- Assigned task
Could each entry below be written out exactly, with every picture dropped?

- Input data
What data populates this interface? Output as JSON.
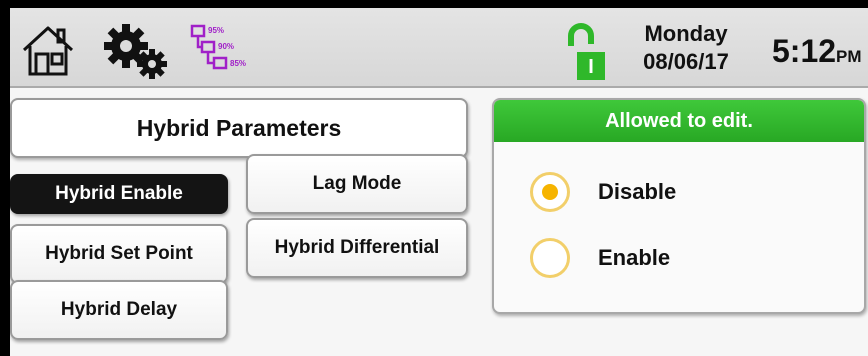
{
  "header": {
    "day": "Monday",
    "date": "08/06/17",
    "time": "5:12",
    "ampm": "PM",
    "icons": [
      "home-icon",
      "gear-icon",
      "hierarchy-tree-icon",
      "unlock-icon"
    ],
    "tree_labels": [
      "95%",
      "90%",
      "85%"
    ],
    "lock_letter": "I",
    "accent_color": "#2fb82a",
    "tree_color": "#a020c8"
  },
  "main": {
    "title": "Hybrid Parameters",
    "buttons": {
      "hybrid_enable": "Hybrid Enable",
      "lag_mode": "Lag Mode",
      "hybrid_set_point": "Hybrid Set Point",
      "hybrid_differential": "Hybrid Differential",
      "hybrid_delay": "Hybrid Delay"
    },
    "selected": "Hybrid Enable"
  },
  "panel": {
    "header": "Allowed to edit.",
    "header_color": "#2fb82a",
    "options": [
      {
        "label": "Disable",
        "selected": true
      },
      {
        "label": "Enable",
        "selected": false
      }
    ]
  }
}
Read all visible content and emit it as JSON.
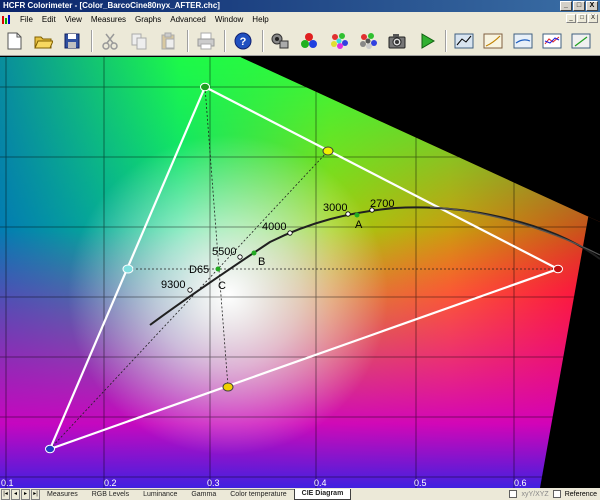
{
  "window": {
    "title": "HCFR Colorimeter - [Color_BarcoCine80nyx_AFTER.chc]",
    "buttons": [
      "_",
      "□",
      "X"
    ]
  },
  "menu": {
    "items": [
      "File",
      "Edit",
      "View",
      "Measures",
      "Graphs",
      "Advanced",
      "Window",
      "Help"
    ],
    "mdi_buttons": [
      "_",
      "□",
      "X"
    ]
  },
  "toolbar": {
    "icons": [
      "new-icon",
      "open-icon",
      "save-icon",
      "cut-icon",
      "copy-icon",
      "paste-icon",
      "print-icon",
      "help-icon",
      "sensor-icon",
      "rgb-icon",
      "colors-icon",
      "gray-colors-icon",
      "camera-icon",
      "play-icon",
      "graph-view-1-icon",
      "graph-view-2-icon",
      "graph-view-3-icon",
      "graph-view-4-icon",
      "graph-view-5-icon"
    ]
  },
  "diagram": {
    "x_ticks": [
      "0.1",
      "0.2",
      "0.3",
      "0.4",
      "0.5",
      "0.6"
    ],
    "temperature_labels": [
      "9300",
      "D65",
      "5500",
      "4000",
      "3000",
      "2700"
    ],
    "point_labels": [
      "A",
      "B",
      "C"
    ],
    "colors": {
      "primary_point": "#22aa22",
      "yellow_point": "#f0d000",
      "gamut_line": "#ffffff",
      "locus_line": "#202020"
    }
  },
  "tabs": {
    "items": [
      "Measures",
      "RGB Levels",
      "Luminance",
      "Gamma",
      "Color temperature",
      "CIE Diagram"
    ],
    "active": "CIE Diagram",
    "checkbox_1_label": "xyY/XYZ",
    "checkbox_2_label": "Reference"
  }
}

- Exercise solution
What data populates this interface? Output as JSON.
{
  "header": {
    "day": "Monday",
    "date": "08/06/17",
    "time": "5:12",
    "ampm": "PM",
    "icons": [
      "home-icon",
      "gear-icon",
      "hierarchy-tree-icon",
      "unlock-icon"
    ],
    "tree_labels": [
      "95%",
      "90%",
      "85%"
    ],
    "lock_letter": "I",
    "accent_color": "#2fb82a",
    "tree_color": "#a020c8"
  },
  "main": {
    "title": "Hybrid Parameters",
    "buttons": {
      "hybrid_enable": "Hybrid Enable",
      "lag_mode": "Lag Mode",
      "hybrid_set_point": "Hybrid Set Point",
      "hybrid_differential": "Hybrid Differential",
      "hybrid_delay": "Hybrid Delay"
    },
    "selected": "Hybrid Enable"
  },
  "panel": {
    "header": "Allowed to edit.",
    "header_color": "#2fb82a",
    "options": [
      {
        "label": "Disable",
        "selected": true
      },
      {
        "label": "Enable",
        "selected": false
      }
    ]
  }
}
Read all visible content and emit it as JSON.
{
  "window": {
    "title": "HCFR Colorimeter - [Color_BarcoCine80nyx_AFTER.chc]",
    "buttons": [
      "_",
      "□",
      "X"
    ]
  },
  "menu": {
    "items": [
      "File",
      "Edit",
      "View",
      "Measures",
      "Graphs",
      "Advanced",
      "Window",
      "Help"
    ],
    "mdi_buttons": [
      "_",
      "□",
      "X"
    ]
  },
  "toolbar": {
    "icons": [
      "new-icon",
      "open-icon",
      "save-icon",
      "cut-icon",
      "copy-icon",
      "paste-icon",
      "print-icon",
      "help-icon",
      "sensor-icon",
      "rgb-icon",
      "colors-icon",
      "gray-colors-icon",
      "camera-icon",
      "play-icon",
      "graph-view-1-icon",
      "graph-view-2-icon",
      "graph-view-3-icon",
      "graph-view-4-icon",
      "graph-view-5-icon"
    ]
  },
  "diagram": {
    "x_ticks": [
      "0.1",
      "0.2",
      "0.3",
      "0.4",
      "0.5",
      "0.6"
    ],
    "temperature_labels": [
      "9300",
      "D65",
      "5500",
      "4000",
      "3000",
      "2700"
    ],
    "point_labels": [
      "A",
      "B",
      "C"
    ],
    "colors": {
      "primary_point": "#22aa22",
      "yellow_point": "#f0d000",
      "gamut_line": "#ffffff",
      "locus_line": "#202020"
    }
  },
  "tabs": {
    "items": [
      "Measures",
      "RGB Levels",
      "Luminance",
      "Gamma",
      "Color temperature",
      "CIE Diagram"
    ],
    "active": "CIE Diagram",
    "checkbox_1_label": "xyY/XYZ",
    "checkbox_2_label": "Reference"
  }
}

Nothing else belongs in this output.